■ **DATA SUPPLIED**:
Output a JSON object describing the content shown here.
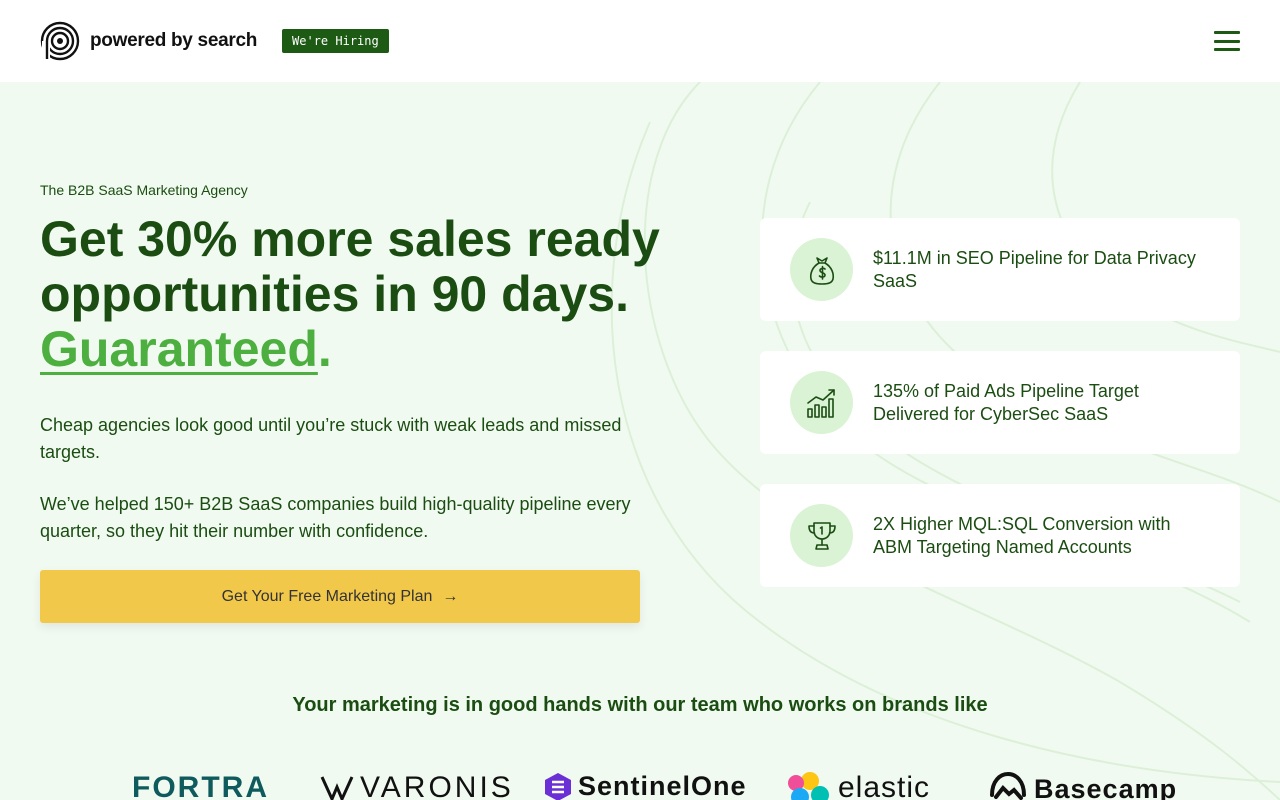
{
  "header": {
    "logo_text": "powered by search",
    "hiring_badge": "We're Hiring",
    "menu_icon": "hamburger-menu-icon"
  },
  "hero": {
    "eyebrow": "The B2B SaaS Marketing Agency",
    "headline_main": "Get 30% more sales ready opportunities in 90 days.",
    "headline_accent": "Guaranteed",
    "headline_dot": ".",
    "paragraph_1": "Cheap agencies look good until you’re stuck with weak leads and missed targets.",
    "paragraph_2": "We’ve helped 150+ B2B SaaS companies build high-quality pipeline every quarter, so they hit their number with confidence.",
    "cta_label": "Get Your Free Marketing Plan",
    "cta_arrow": "→"
  },
  "stats": [
    {
      "icon": "money-bag-icon",
      "text": "$11.1M in SEO Pipeline for Data Privacy SaaS"
    },
    {
      "icon": "bar-chart-growth-icon",
      "text": "135% of Paid Ads Pipeline Target Delivered for CyberSec SaaS"
    },
    {
      "icon": "trophy-icon",
      "text": "2X Higher MQL:SQL Conversion with ABM Targeting Named Accounts"
    }
  ],
  "brands": {
    "title": "Your marketing is in good hands with our team who works on brands like",
    "logos": [
      "FORTRA",
      "VARONIS",
      "SentinelOne",
      "elastic",
      "Basecamp"
    ]
  },
  "colors": {
    "brand_green": "#1b4d12",
    "accent_green": "#4caf3f",
    "cta_yellow": "#f2c84b",
    "hero_bg": "#f1faf1"
  }
}
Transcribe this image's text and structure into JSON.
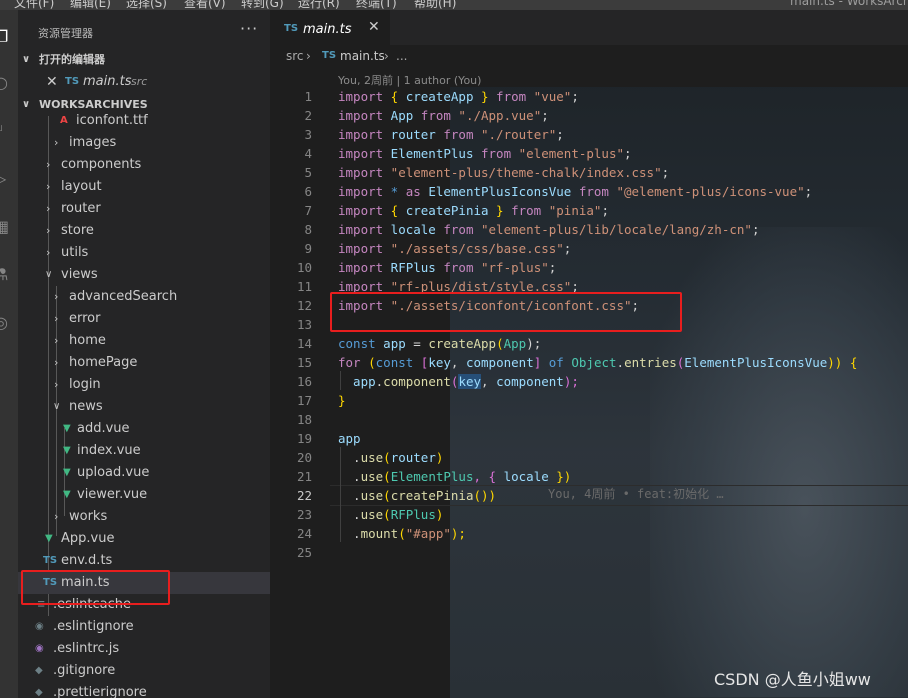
{
  "menubar": {
    "items": [
      "文件(F)",
      "编辑(E)",
      "选择(S)",
      "查看(V)",
      "转到(G)",
      "运行(R)",
      "终端(T)",
      "帮助(H)"
    ],
    "window_title": "main.ts - WorksArchives"
  },
  "explorer": {
    "title": "资源管理器",
    "more": "···",
    "open_editors_label": "打开的编辑器",
    "open_editor": {
      "icon": "TS",
      "name": "main.ts",
      "desc": "src"
    },
    "workspace_label": "WORKSARCHIVES",
    "tree": [
      {
        "name": "iconfont.ttf",
        "kind": "font"
      },
      {
        "name": "images",
        "kind": "folder"
      },
      {
        "name": "components",
        "kind": "folder"
      },
      {
        "name": "layout",
        "kind": "folder"
      },
      {
        "name": "router",
        "kind": "folder"
      },
      {
        "name": "store",
        "kind": "folder"
      },
      {
        "name": "utils",
        "kind": "folder"
      },
      {
        "name": "views",
        "kind": "folder-open"
      },
      {
        "name": "advancedSearch",
        "kind": "folder"
      },
      {
        "name": "error",
        "kind": "folder"
      },
      {
        "name": "home",
        "kind": "folder"
      },
      {
        "name": "homePage",
        "kind": "folder"
      },
      {
        "name": "login",
        "kind": "folder"
      },
      {
        "name": "news",
        "kind": "folder-open"
      },
      {
        "name": "add.vue",
        "kind": "vue"
      },
      {
        "name": "index.vue",
        "kind": "vue"
      },
      {
        "name": "upload.vue",
        "kind": "vue"
      },
      {
        "name": "viewer.vue",
        "kind": "vue"
      },
      {
        "name": "works",
        "kind": "folder"
      },
      {
        "name": "App.vue",
        "kind": "vue"
      },
      {
        "name": "env.d.ts",
        "kind": "ts"
      },
      {
        "name": "main.ts",
        "kind": "ts"
      },
      {
        "name": ".eslintcache",
        "kind": "file"
      },
      {
        "name": ".eslintignore",
        "kind": "cfg"
      },
      {
        "name": ".eslintrc.js",
        "kind": "js"
      },
      {
        "name": ".gitignore",
        "kind": "cfg"
      },
      {
        "name": ".prettierignore",
        "kind": "cfg"
      }
    ]
  },
  "tab": {
    "icon": "TS",
    "name": "main.ts",
    "close": "✕"
  },
  "breadcrumb": {
    "folder": "src",
    "sep": "›",
    "icon": "TS",
    "file": "main.ts",
    "tail": "..."
  },
  "blame_header": "You, 2周前 | 1 author (You)",
  "inline_blame": "You, 4周前 • feat:初始化 …",
  "line_numbers": [
    "1",
    "2",
    "3",
    "4",
    "5",
    "6",
    "7",
    "8",
    "9",
    "10",
    "11",
    "12",
    "13",
    "14",
    "15",
    "16",
    "17",
    "18",
    "19",
    "20",
    "21",
    "22",
    "23",
    "24",
    "25"
  ],
  "code": {
    "l1": {
      "a": "import",
      "b": " { ",
      "c": "createApp",
      "d": " } ",
      "e": "from",
      "f": " \"vue\"",
      "g": ";"
    },
    "l2": {
      "a": "import",
      "b": " App ",
      "c": "from",
      "d": " \"./App.vue\"",
      "e": ";"
    },
    "l3": {
      "a": "import",
      "b": " router ",
      "c": "from",
      "d": " \"./router\"",
      "e": ";"
    },
    "l4": {
      "a": "import",
      "b": " ElementPlus ",
      "c": "from",
      "d": " \"element-plus\"",
      "e": ";"
    },
    "l5": {
      "a": "import",
      "b": " \"element-plus/theme-chalk/index.css\"",
      "c": ";"
    },
    "l6": {
      "a": "import",
      "b": " * ",
      "c": "as",
      "d": " ElementPlusIconsVue ",
      "e": "from",
      "f": " \"@element-plus/icons-vue\"",
      "g": ";"
    },
    "l7": {
      "a": "import",
      "b": " { ",
      "c": "createPinia",
      "d": " } ",
      "e": "from",
      "f": " \"pinia\"",
      "g": ";"
    },
    "l8": {
      "a": "import",
      "b": " locale ",
      "c": "from",
      "d": " \"element-plus/lib/locale/lang/zh-cn\"",
      "e": ";"
    },
    "l9": {
      "a": "import",
      "b": " \"./assets/css/base.css\"",
      "c": ";"
    },
    "l10": {
      "a": "import",
      "b": " RFPlus ",
      "c": "from",
      "d": " \"rf-plus\"",
      "e": ";"
    },
    "l11": {
      "a": "import",
      "b": " \"rf-plus/dist/style.css\"",
      "c": ";"
    },
    "l12": {
      "a": "import",
      "b": " \"./assets/iconfont/iconfont.css\"",
      "c": ";"
    },
    "l14": {
      "a": "const",
      "b": " app ",
      "c": "= ",
      "d": "createApp",
      "e": "(",
      "f": "App",
      "g": ");"
    },
    "l15": {
      "a": "for",
      "b": " (",
      "c": "const",
      "d": " [",
      "e": "key",
      "f": ", ",
      "g": "component",
      "h": "] ",
      "i": "of",
      "j": " Object",
      "k": ".",
      "l": "entries",
      "m": "(",
      "n": "ElementPlusIconsVue",
      "o": ")) {"
    },
    "l16": {
      "a": "  app",
      "b": ".",
      "c": "component",
      "d": "(",
      "e": "key",
      "f": ", ",
      "g": "component",
      "h": ");"
    },
    "l17": {
      "a": "}"
    },
    "l19": {
      "a": "app"
    },
    "l20": {
      "a": "  .",
      "b": "use",
      "c": "(",
      "d": "router",
      "e": ")"
    },
    "l21": {
      "a": "  .",
      "b": "use",
      "c": "(",
      "d": "ElementPlus",
      "e": ", { ",
      "f": "locale",
      "g": " })"
    },
    "l22": {
      "a": "  .",
      "b": "use",
      "c": "(",
      "d": "createPinia",
      "e": "())"
    },
    "l23": {
      "a": "  .",
      "b": "use",
      "c": "(",
      "d": "RFPlus",
      "e": ")"
    },
    "l24": {
      "a": "  .",
      "b": "mount",
      "c": "(",
      "d": "\"#app\"",
      "e": ");"
    }
  },
  "watermark": "CSDN @人鱼小姐ww",
  "colors": {
    "highlight_box": "#e81e1e",
    "keyword": "#c586c0",
    "string": "#ce9178",
    "variable": "#9cdcfe",
    "class": "#4ec9b0",
    "function": "#dcdcaa"
  }
}
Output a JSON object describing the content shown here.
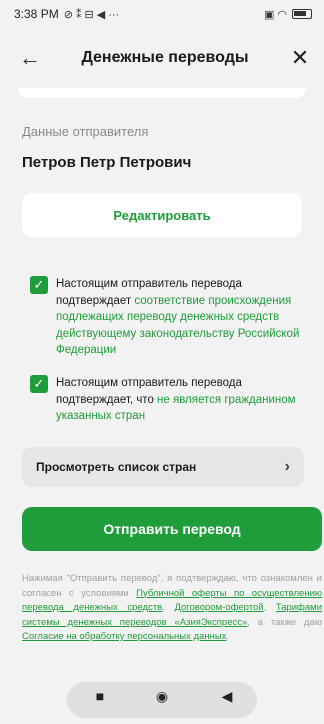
{
  "status": {
    "time": "3:38 PM",
    "left_icons": "⊘ ⁑ ⊟ ◀ ···",
    "right_icons": "▣ ◠"
  },
  "header": {
    "title": "Денежные переводы",
    "back_icon": "←",
    "close_icon": "✕"
  },
  "sender": {
    "section_label": "Данные отправителя",
    "name": "Петров Петр Петрович",
    "edit_label": "Редактировать"
  },
  "checks": [
    {
      "text_plain": "Настоящим отправитель перевода подтверждает ",
      "text_link": "соответствие происхождения подлежащих переводу денежных средств действующему законодательству Российской Федерации",
      "checked": true
    },
    {
      "text_plain": "Настоящим отправитель перевода подтверждает, что ",
      "text_link": "не является гражданином указанных стран",
      "checked": true
    }
  ],
  "countries_label": "Просмотреть список стран",
  "send_label": "Отправить перевод",
  "legal": {
    "p1": "Нажимая \"Отправить перевод\", я подтверждаю, что ознакомлен и согласен с условиями ",
    "l1": "Публичной оферты по осуществлению перевода денежных средств",
    "p2": ", ",
    "l2": "Договором-офертой",
    "p3": ", ",
    "l3": "Тарифами системы денежных переводов «АзияЭкспресс»",
    "p4": ", а также даю ",
    "l4": "Согласие на обработку персональных данных",
    "p5": "."
  },
  "nav": {
    "square": "■",
    "circle": "◉",
    "back": "◀"
  },
  "colors": {
    "accent": "#1f9d3a",
    "background": "#f2f2f2",
    "card": "#ffffff"
  }
}
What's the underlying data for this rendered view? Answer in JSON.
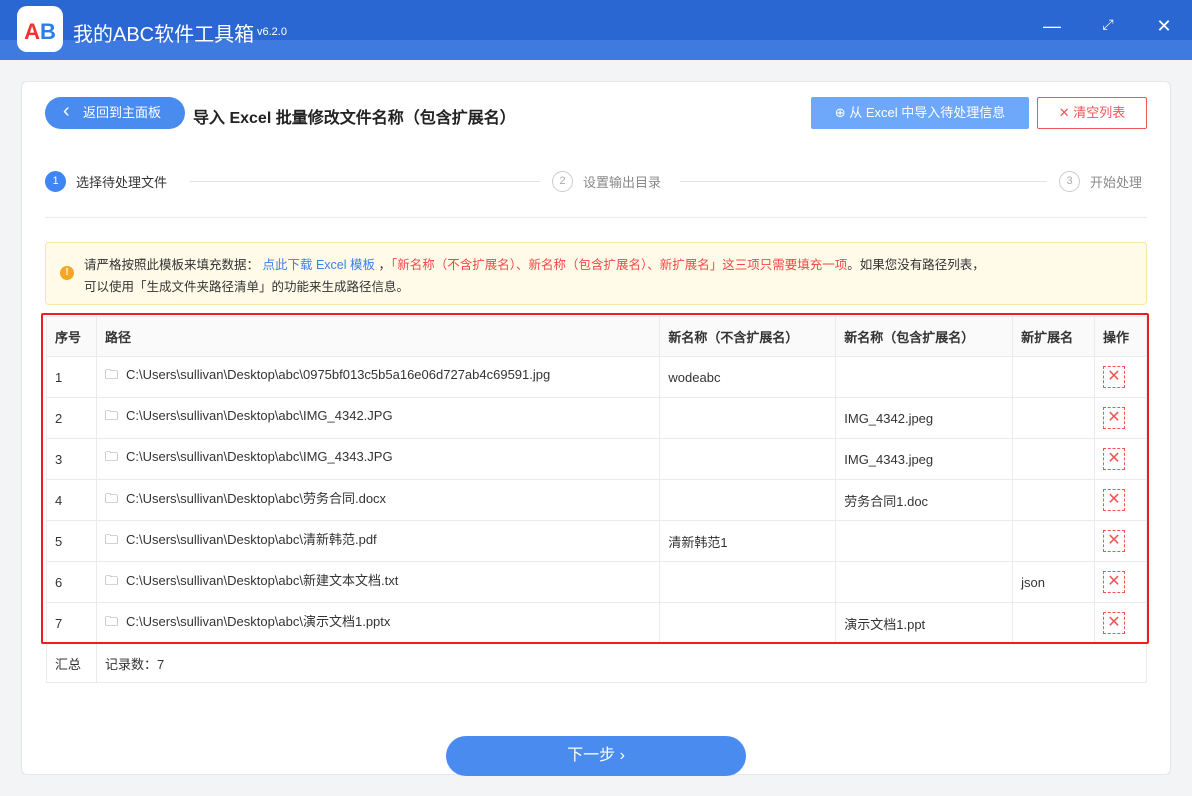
{
  "app": {
    "title": "我的ABC软件工具箱",
    "version": "v6.2.0",
    "logo_text": "AB"
  },
  "header": {
    "back_label": "返回到主面板",
    "page_title": "导入 Excel 批量修改文件名称（包含扩展名）",
    "import_label": "从 Excel 中导入待处理信息",
    "clear_label": "清空列表"
  },
  "steps": [
    {
      "num": "1",
      "label": "选择待处理文件"
    },
    {
      "num": "2",
      "label": "设置输出目录"
    },
    {
      "num": "3",
      "label": "开始处理"
    }
  ],
  "notice": {
    "p1": "请严格按照此模板来填充数据：",
    "link": "点此下载 Excel 模板",
    "p2": "，",
    "red": "「新名称（不含扩展名）、新名称（包含扩展名）、新扩展名」这三项只需要填充一项",
    "p3": "。如果您没有路径列表，",
    "p4": "可以使用「生成文件夹路径清单」的功能来生成路径信息。"
  },
  "table": {
    "headers": [
      "序号",
      "路径",
      "新名称（不含扩展名）",
      "新名称（包含扩展名）",
      "新扩展名",
      "操作"
    ],
    "rows": [
      [
        "1",
        "C:\\Users\\sullivan\\Desktop\\abc\\0975bf013c5b5a16e06d727ab4c69591.jpg",
        "wodeabc",
        "",
        ""
      ],
      [
        "2",
        "C:\\Users\\sullivan\\Desktop\\abc\\IMG_4342.JPG",
        "",
        "IMG_4342.jpeg",
        ""
      ],
      [
        "3",
        "C:\\Users\\sullivan\\Desktop\\abc\\IMG_4343.JPG",
        "",
        "IMG_4343.jpeg",
        ""
      ],
      [
        "4",
        "C:\\Users\\sullivan\\Desktop\\abc\\劳务合同.docx",
        "",
        "劳务合同1.doc",
        ""
      ],
      [
        "5",
        "C:\\Users\\sullivan\\Desktop\\abc\\清新韩范.pdf",
        "清新韩范1",
        "",
        ""
      ],
      [
        "6",
        "C:\\Users\\sullivan\\Desktop\\abc\\新建文本文档.txt",
        "",
        "",
        "json"
      ],
      [
        "7",
        "C:\\Users\\sullivan\\Desktop\\abc\\演示文档1.pptx",
        "",
        "演示文档1.ppt",
        ""
      ]
    ],
    "summary_label": "汇总",
    "summary_value": "记录数：7"
  },
  "footer": {
    "next_label": "下一步"
  }
}
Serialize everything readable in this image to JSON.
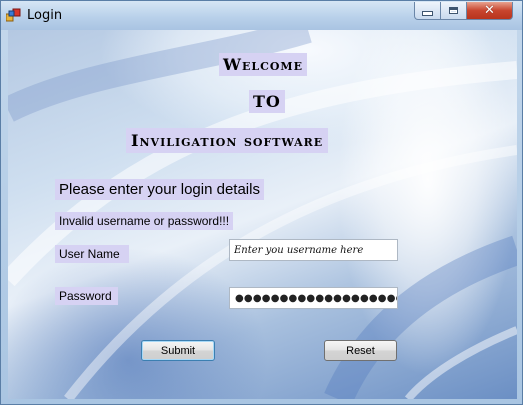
{
  "window": {
    "title": "Login",
    "controls": {
      "minimize": "minimize-icon",
      "maximize": "maximize-icon",
      "close": "close-icon"
    }
  },
  "banner": {
    "line1": "Welcome",
    "line2": "TO",
    "line3": "Inviligation software"
  },
  "form": {
    "prompt": "Please enter your login details",
    "error": "Invalid username or password!!!",
    "username_label": "User Name",
    "username_placeholder": "Enter you username here",
    "password_label": "Password",
    "password_mask": "●●●●●●●●●●●●●●●●●●●●●●",
    "submit_label": "Submit",
    "reset_label": "Reset"
  },
  "colors": {
    "label_bg": "#d6d2f3",
    "close_button": "#c8452e"
  }
}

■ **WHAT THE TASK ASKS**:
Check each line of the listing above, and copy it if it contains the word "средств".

■ **RESULT BELOW**:
      "text_link": "соответствие происхождения подлежащих переводу денежных средств действующему законодательству Российской Федерации",
    "l1": "Публичной оферты по осуществлению перевода денежных средств",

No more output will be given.